| Extracted material |
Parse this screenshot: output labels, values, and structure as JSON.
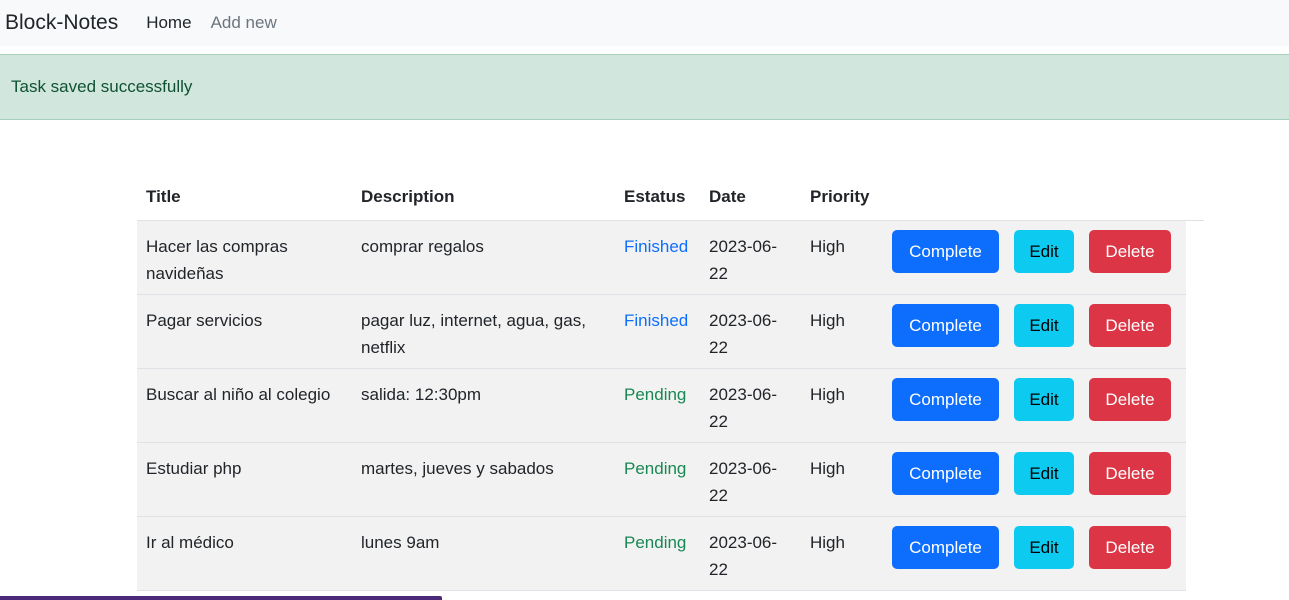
{
  "navbar": {
    "brand": "Block-Notes",
    "links": [
      {
        "label": "Home"
      },
      {
        "label": "Add new"
      }
    ]
  },
  "alert": {
    "message": "Task saved successfully",
    "color": "#d1e7dd"
  },
  "table": {
    "headers": [
      "Title",
      "Description",
      "Estatus",
      "Date",
      "Priority"
    ],
    "rows": [
      {
        "title": "Hacer las compras navideñas",
        "description": "comprar regalos",
        "status": "Finished",
        "date": "2023-06-22",
        "priority": "High"
      },
      {
        "title": "Pagar servicios",
        "description": "pagar luz, internet, agua, gas, netflix",
        "status": "Finished",
        "date": "2023-06-22",
        "priority": "High"
      },
      {
        "title": "Buscar al niño al colegio",
        "description": "salida: 12:30pm",
        "status": "Pending",
        "date": "2023-06-22",
        "priority": "High"
      },
      {
        "title": "Estudiar php",
        "description": "martes, jueves y sabados",
        "status": "Pending",
        "date": "2023-06-22",
        "priority": "High"
      },
      {
        "title": "Ir al médico",
        "description": "lunes 9am",
        "status": "Pending",
        "date": "2023-06-22",
        "priority": "High"
      }
    ],
    "actions": {
      "complete": "Complete",
      "edit": "Edit",
      "delete": "Delete"
    }
  },
  "colors": {
    "primary": "#0d6efd",
    "info": "#0dcaf0",
    "danger": "#dc3545",
    "success": "#198754"
  }
}
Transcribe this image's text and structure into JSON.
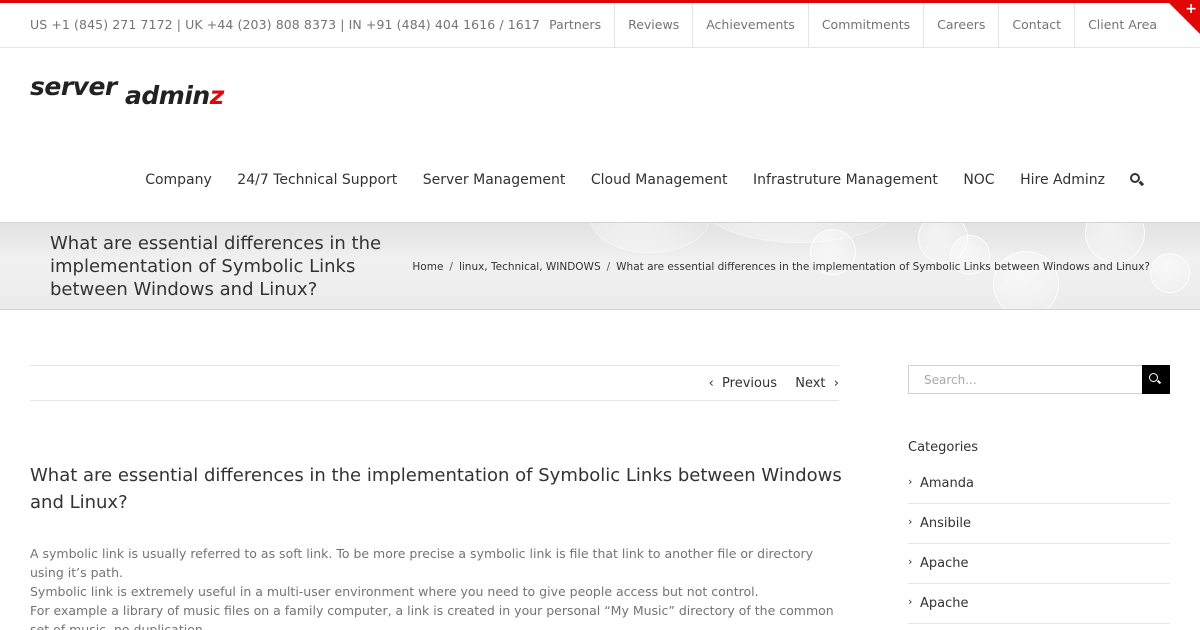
{
  "topbar": {
    "phones": "US +1 (845) 271 7172 | UK +44 (203) 808 8373 | IN +91 (484) 404 1616 / 1617",
    "links": [
      "Partners",
      "Reviews",
      "Achievements",
      "Commitments",
      "Careers",
      "Contact",
      "Client Area"
    ],
    "corner_symbol": "+"
  },
  "logo": {
    "word1": "server",
    "word2": "admin",
    "word2_accent": "z"
  },
  "mainnav": {
    "items": [
      "Company",
      "24/7 Technical Support",
      "Server Management",
      "Cloud Management",
      "Infrastruture Management",
      "NOC",
      "Hire Adminz"
    ],
    "search_icon": "search-icon"
  },
  "page_title": "What are essential differences in the implementation of Symbolic Links between Windows and Linux?",
  "breadcrumb": {
    "home": "Home",
    "categories": "linux, Technical, WINDOWS",
    "current": "What are essential differences in the implementation of Symbolic Links between Windows and Linux?",
    "separator": "/"
  },
  "post_nav": {
    "previous": "Previous",
    "next": "Next"
  },
  "post": {
    "title": "What are essential differences in the implementation of Symbolic Links between Windows and Linux?",
    "paragraphs": [
      "A symbolic link is usually referred to as soft link. To be more precise a symbolic link is file that link to another file or directory using it’s path.",
      "Symbolic link is extremely useful in a multi-user environment where you need to give people access but not control.",
      "For example a library of music files on a family computer, a link is created in your personal “My Music” directory of the common set of music, no duplication."
    ]
  },
  "sidebar": {
    "search_placeholder": "Search...",
    "categories_heading": "Categories",
    "categories": [
      "Amanda",
      "Ansibile",
      "Apache",
      "Apache"
    ]
  },
  "colors": {
    "accent": "#e10707",
    "text": "#333333",
    "muted": "#747474"
  }
}
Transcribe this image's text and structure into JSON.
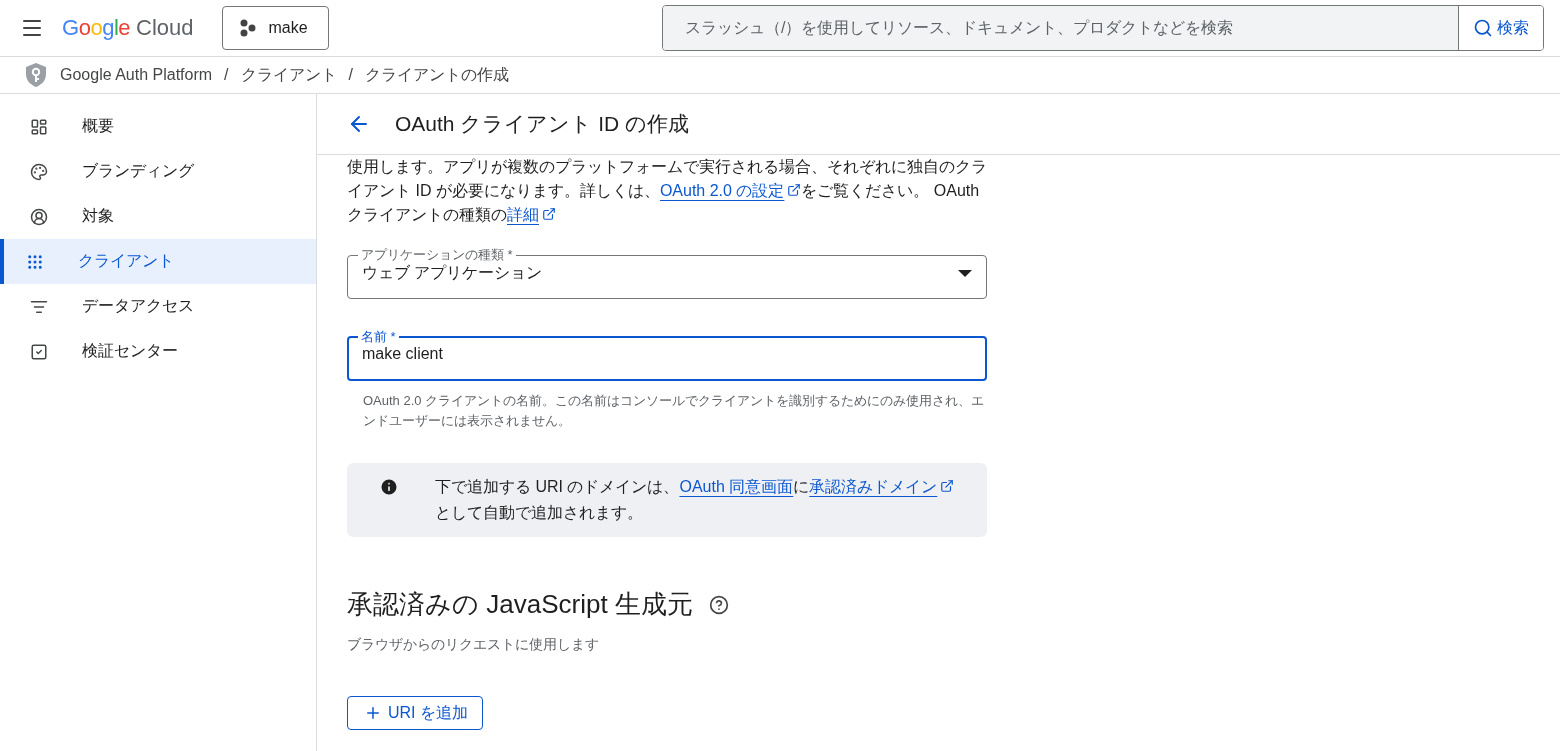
{
  "header": {
    "logo": {
      "brand": "Google",
      "product": "Cloud"
    },
    "project": "make",
    "search": {
      "placeholder": "スラッシュ（/）を使用してリソース、ドキュメント、プロダクトなどを検索",
      "button": "検索"
    }
  },
  "breadcrumb": {
    "separator": "/",
    "items": [
      "Google Auth Platform",
      "クライアント",
      "クライアントの作成"
    ]
  },
  "sidebar": {
    "items": [
      {
        "label": "概要",
        "selected": false
      },
      {
        "label": "ブランディング",
        "selected": false
      },
      {
        "label": "対象",
        "selected": false
      },
      {
        "label": "クライアント",
        "selected": true
      },
      {
        "label": "データアクセス",
        "selected": false
      },
      {
        "label": "検証センター",
        "selected": false
      }
    ]
  },
  "page": {
    "title": "OAuth クライアント ID の作成",
    "intro": [
      {
        "kind": "text",
        "text": "使用します。アプリが複数のプラットフォームで実行される場合、それぞれに独自のクライアント ID が必要になります。詳しくは、"
      },
      {
        "kind": "link",
        "text": "OAuth 2.0 の設定",
        "external": true
      },
      {
        "kind": "text",
        "text": "をご覧ください。 OAuth クライアントの種類の"
      },
      {
        "kind": "link",
        "text": "詳細",
        "external": true
      }
    ],
    "app_type": {
      "label": "アプリケーションの種類 *",
      "value": "ウェブ アプリケーション"
    },
    "name_field": {
      "label": "名前 *",
      "value": "make client",
      "focused": true,
      "helper": "OAuth 2.0 クライアントの名前。この名前はコンソールでクライアントを識別するためにのみ使用され、エンドユーザーには表示されません。"
    },
    "notice": [
      {
        "kind": "text",
        "text": "下で追加する URI のドメインは、"
      },
      {
        "kind": "link",
        "text": "OAuth 同意画面",
        "external": false
      },
      {
        "kind": "text",
        "text": "に"
      },
      {
        "kind": "link",
        "text": "承認済みドメイン",
        "external": true
      },
      {
        "kind": "text",
        "text": "として自動で追加されます。"
      }
    ],
    "section": {
      "title": "承認済みの JavaScript 生成元",
      "subtitle": "ブラウザからのリクエストに使用します",
      "add_button": "URI を追加"
    }
  }
}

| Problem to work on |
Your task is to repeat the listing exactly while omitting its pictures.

| Exercise result |
Parse this screenshot: output labels, values, and structure as JSON.
{
  "navbar": {
    "brand": "Block-Notes",
    "links": [
      {
        "label": "Home"
      },
      {
        "label": "Add new"
      }
    ]
  },
  "alert": {
    "message": "Task saved successfully",
    "color": "#d1e7dd"
  },
  "table": {
    "headers": [
      "Title",
      "Description",
      "Estatus",
      "Date",
      "Priority"
    ],
    "rows": [
      {
        "title": "Hacer las compras navideñas",
        "description": "comprar regalos",
        "status": "Finished",
        "date": "2023-06-22",
        "priority": "High"
      },
      {
        "title": "Pagar servicios",
        "description": "pagar luz, internet, agua, gas, netflix",
        "status": "Finished",
        "date": "2023-06-22",
        "priority": "High"
      },
      {
        "title": "Buscar al niño al colegio",
        "description": "salida: 12:30pm",
        "status": "Pending",
        "date": "2023-06-22",
        "priority": "High"
      },
      {
        "title": "Estudiar php",
        "description": "martes, jueves y sabados",
        "status": "Pending",
        "date": "2023-06-22",
        "priority": "High"
      },
      {
        "title": "Ir al médico",
        "description": "lunes 9am",
        "status": "Pending",
        "date": "2023-06-22",
        "priority": "High"
      }
    ],
    "actions": {
      "complete": "Complete",
      "edit": "Edit",
      "delete": "Delete"
    }
  },
  "colors": {
    "primary": "#0d6efd",
    "info": "#0dcaf0",
    "danger": "#dc3545",
    "success": "#198754"
  }
}
Transcribe this image's text and structure into JSON.
{
  "topbar": {
    "phones": "US +1 (845) 271 7172 | UK +44 (203) 808 8373 | IN +91 (484) 404 1616 / 1617",
    "links": [
      "Partners",
      "Reviews",
      "Achievements",
      "Commitments",
      "Careers",
      "Contact",
      "Client Area"
    ],
    "corner_symbol": "+"
  },
  "logo": {
    "word1": "server",
    "word2": "admin",
    "word2_accent": "z"
  },
  "mainnav": {
    "items": [
      "Company",
      "24/7 Technical Support",
      "Server Management",
      "Cloud Management",
      "Infrastruture Management",
      "NOC",
      "Hire Adminz"
    ],
    "search_icon": "search-icon"
  },
  "page_title": "What are essential differences in the implementation of Symbolic Links between Windows and Linux?",
  "breadcrumb": {
    "home": "Home",
    "categories": "linux, Technical, WINDOWS",
    "current": "What are essential differences in the implementation of Symbolic Links between Windows and Linux?",
    "separator": "/"
  },
  "post_nav": {
    "previous": "Previous",
    "next": "Next"
  },
  "post": {
    "title": "What are essential differences in the implementation of Symbolic Links between Windows and Linux?",
    "paragraphs": [
      "A symbolic link is usually referred to as soft link. To be more precise a symbolic link is file that link to another file or directory using it’s path.",
      "Symbolic link is extremely useful in a multi-user environment where you need to give people access but not control.",
      "For example a library of music files on a family computer, a link is created in your personal “My Music” directory of the common set of music, no duplication."
    ]
  },
  "sidebar": {
    "search_placeholder": "Search...",
    "categories_heading": "Categories",
    "categories": [
      "Amanda",
      "Ansibile",
      "Apache",
      "Apache"
    ]
  },
  "colors": {
    "accent": "#e10707",
    "text": "#333333",
    "muted": "#747474"
  }
}
Transcribe this image's text and structure into JSON.
{
  "header": {
    "logo": {
      "brand": "Google",
      "product": "Cloud"
    },
    "project": "make",
    "search": {
      "placeholder": "スラッシュ（/）を使用してリソース、ドキュメント、プロダクトなどを検索",
      "button": "検索"
    }
  },
  "breadcrumb": {
    "separator": "/",
    "items": [
      "Google Auth Platform",
      "クライアント",
      "クライアントの作成"
    ]
  },
  "sidebar": {
    "items": [
      {
        "label": "概要",
        "selected": false
      },
      {
        "label": "ブランディング",
        "selected": false
      },
      {
        "label": "対象",
        "selected": false
      },
      {
        "label": "クライアント",
        "selected": true
      },
      {
        "label": "データアクセス",
        "selected": false
      },
      {
        "label": "検証センター",
        "selected": false
      }
    ]
  },
  "page": {
    "title": "OAuth クライアント ID の作成",
    "intro": [
      {
        "kind": "text",
        "text": "使用します。アプリが複数のプラットフォームで実行される場合、それぞれに独自のクライアント ID が必要になります。詳しくは、"
      },
      {
        "kind": "link",
        "text": "OAuth 2.0 の設定",
        "external": true
      },
      {
        "kind": "text",
        "text": "をご覧ください。 OAuth クライアントの種類の"
      },
      {
        "kind": "link",
        "text": "詳細",
        "external": true
      }
    ],
    "app_type": {
      "label": "アプリケーションの種類 *",
      "value": "ウェブ アプリケーション"
    },
    "name_field": {
      "label": "名前 *",
      "value": "make client",
      "focused": true,
      "helper": "OAuth 2.0 クライアントの名前。この名前はコンソールでクライアントを識別するためにのみ使用され、エンドユーザーには表示されません。"
    },
    "notice": [
      {
        "kind": "text",
        "text": "下で追加する URI のドメインは、"
      },
      {
        "kind": "link",
        "text": "OAuth 同意画面",
        "external": false
      },
      {
        "kind": "text",
        "text": "に"
      },
      {
        "kind": "link",
        "text": "承認済みドメイン",
        "external": true
      },
      {
        "kind": "text",
        "text": "として自動で追加されます。"
      }
    ],
    "section": {
      "title": "承認済みの JavaScript 生成元",
      "subtitle": "ブラウザからのリクエストに使用します",
      "add_button": "URI を追加"
    }
  }
}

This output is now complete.